-Our next pour is the main one. We’re going to be adding 300g of water over the next 45s so that when our timer is at 1:30 we’ve added a total of 350g of water. So this is a fairly slow pour and we’re just going to aim for a consistent pour speed and slow gentle spirals. It may take a couple of tries to figure out how fast you have to pour. You don’t want your arm moving up and down or going in circles too fast, just nice and gentle. When we’ve reached the total water weight of 350g, pick up the brewer, and give it one last small swirl, watch out it might be hot. This helps level all of the coffee that’s swirling around in there.
-The water should finish drawing down through the coffee bed at around 3min on the timer.
-Now if your coffee takes too long to draw down around 3:30-4min, you’ve ground too fine for your coffee, and it’s over-extracted, it tends to be very bitter, astringent-it kind of stains your tongue, strong, and papery.
-If your coffee draws down too quickly around 2-2;30min, you’ve probably ground too coarse, you’ve under-extracted it, coffee can be sour, watery, sharp, not very sweet, salty.
-If you got the right grind size and your coffee finishes around 3min, then it should be balanced, sweet, flavourful, with a nice aftertaste.
-This Caliber coffee, when brewed right, tastes just like powdered sugar and chocolate with a bit of candied orange. It has a heavy body with a creamy mouth feel.
After you’re finished brewing…
-It’s always good to look at the brew bed, this can tell you how good of a job you did in brewing. If it’s lumpy, uneven, has a hole or a mound, then it meant there was some inconsistency in the brew. When the brew bed is perfectly flat then it means that the water can flow through it all at the same time.

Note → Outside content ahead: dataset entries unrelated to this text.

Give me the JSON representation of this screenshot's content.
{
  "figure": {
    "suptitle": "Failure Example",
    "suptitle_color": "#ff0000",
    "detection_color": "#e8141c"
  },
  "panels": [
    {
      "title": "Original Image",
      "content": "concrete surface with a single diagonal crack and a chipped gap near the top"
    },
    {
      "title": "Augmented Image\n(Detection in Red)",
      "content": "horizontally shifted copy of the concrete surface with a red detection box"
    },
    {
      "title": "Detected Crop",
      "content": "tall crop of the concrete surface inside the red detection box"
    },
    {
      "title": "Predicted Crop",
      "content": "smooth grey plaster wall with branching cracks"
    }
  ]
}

-I recommend taking notes about your brew, especially when you just started out. What did you do, how did you like it? Then you know what you can change next.

Finally, enjoy.